Name: Renicha (Nish) McCree
Occupation: Advisor in the field of International Development
Location: Accra, Ghana
When did you buy your first piece of art, and what was it?
I bought my first piece of art in an elementary school auction, which was over 35 years ago. As an adult, I started to seriously buy art for the love of it in 2013. I had the great opportunity to visit the studio of Rushern Baker IV, and I bought 2 of his paintings that day.
How many pieces of art do you currently have in your private collection?
Between contemporary art, 20th century African sculptures and masks and vintage, handmade ceramics and textiles, I have around 80 to 100 pieces.
What drew you to art collecting, and what does contemporary art by artists of African heritage mean to you?
When I was a little girl, I watched my paternal grandmother make her very simple home a treasure trove of handmade art—much of which she made, like her enormous collection of ceramics and quilts. She always had dozens of mini-collections of art carefully curated on tables, in armoires, and even draped around door frames. Her natural love of beauty and art helped me fall in love with the culture of collecting “art”, most importantly for the intrinsic value of the thing.
To this point, I was primed early in life to value the work of art by artists of African heritage, and that, of course, included work by African Americans. As an adult, I became intentional about the study, serious admiration and investment in contemporary art by artists of African heritage. I easily relate the art of these artists to my life, personal history and sense of what I find beautiful. I feel like the work of artists of African heritage reflects back to me parts of myself and culture, and I love that connection. I mostly collect art now to help preserve contemporary art for the next generation and ensure that I can enjoy beautiful, thought-provoking art in Ghana, where I live.
Which piece of art in your collection is your favorite, if any, and why?
Each work gives me a different experience when I interact with it. Depending on the day, one work may thrill me in an unexpected way, and at that moment, I think I am so blessed to live with that work of art. That said, if you must have an answer, at the moment, I enjoy my paintings by Amoako Boafo and Isshaq Ismail--both Ghanaian artists.
Name three living artists you would love to include in your collection in the future.
Why not just go for the top 5? I would include Kerry James Marshall, El Anatsui, Sam Gilliam, Mark Bradford and David Hammons or Julie Mehretu, Lynette Yiadom-Boakye or Faith Ringgold. I dream big and obviously cannot fairly answer this question.

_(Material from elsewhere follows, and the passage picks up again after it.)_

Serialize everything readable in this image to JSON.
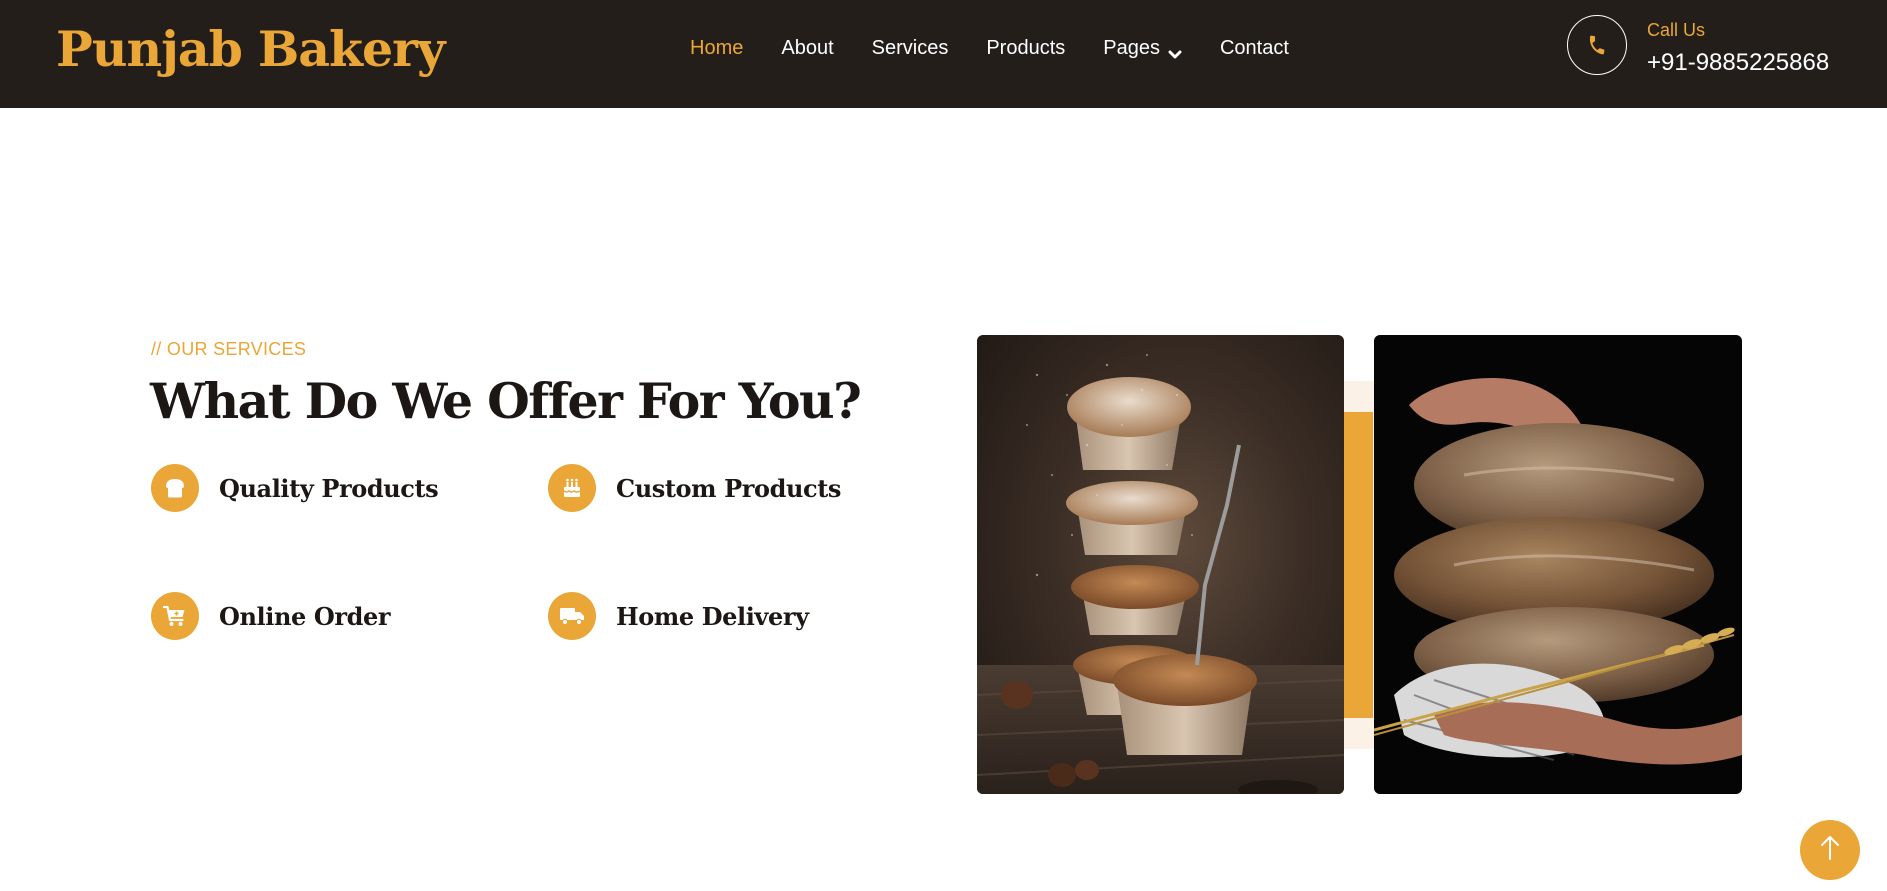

Name three late artists you would love to include in your collection in the future.
I would be so happy to live with art by Norman Lewis, Ed Clark and William H. Johnson.
If you could have dinner with any artist, dead or alive, who would it be, and why?

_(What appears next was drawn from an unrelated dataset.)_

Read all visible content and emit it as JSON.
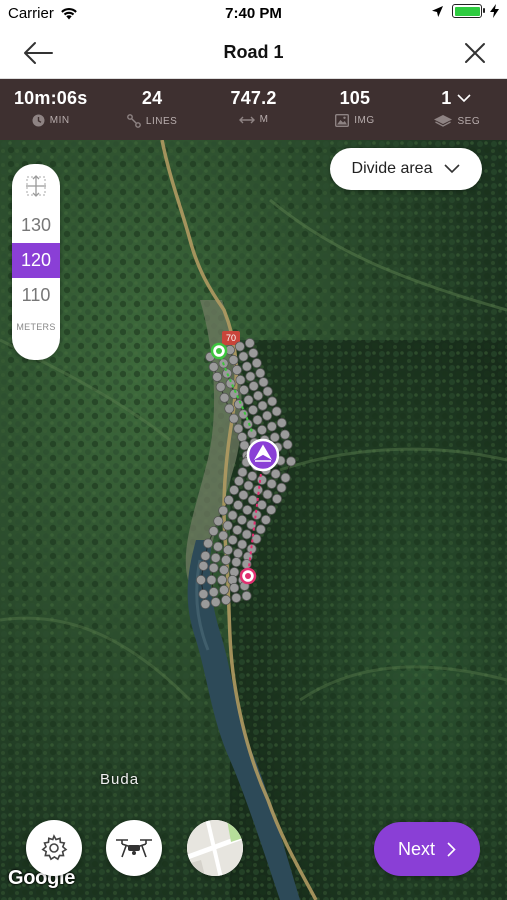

I would be overjoyed to have dinner with Kerry James Marshall. He is a lovely, freethinking artist who is not afraid to express his creative genius. I would count it a real blessing to share a meal with him and talk about the creative muse, black love, which he paints with brilliance and growing up in Alabama, as I am also an Alabama native.
What about an artist and their work attracts you the most?
I am attracted to the way an artist pushes her/his practice outside of any confines. Work that attracts me has a sincerity and sense of freeness of expression. I find this unlimited kind of creativity to be a great inspiration to me, and it helps me think about the way I want to create something of beauty to give to the world.
Is there a particular theme to your collection?
Yes, so far, I mostly connect with emerging artists from African countries and support their art practice. I just love the joy of making meaningful and trustworthy relationships with these emerging artists and watching them unfold their genius over time.
What advice would you give to a new/ budding art collector who wants to start a collection?
Here are my top five pieces of advice: Discover what you like and study and learn about it--really go down the rabbit hole to deeply gain knowledge. Find a mentor collector friend to help you understand the art of collecting. If you can’t find anyone, start your own small group of art collectors. Buy art primarily for the passion and love of it and not for the potential profit. Realize there is an imposed hierarchy in the "art world," so don’t be naive about it. Finally, find joy in collecting art and have fun with it.
What advice would you give to unknown and emerging artists who want to attract collectors and art patrons?
Don’t be afraid to reach out and connect with collectors and art patrons. I find that most collectors really enjoy having personal relationships with artists. It’s so much more meaningful that way.
By: Raphael Dapaah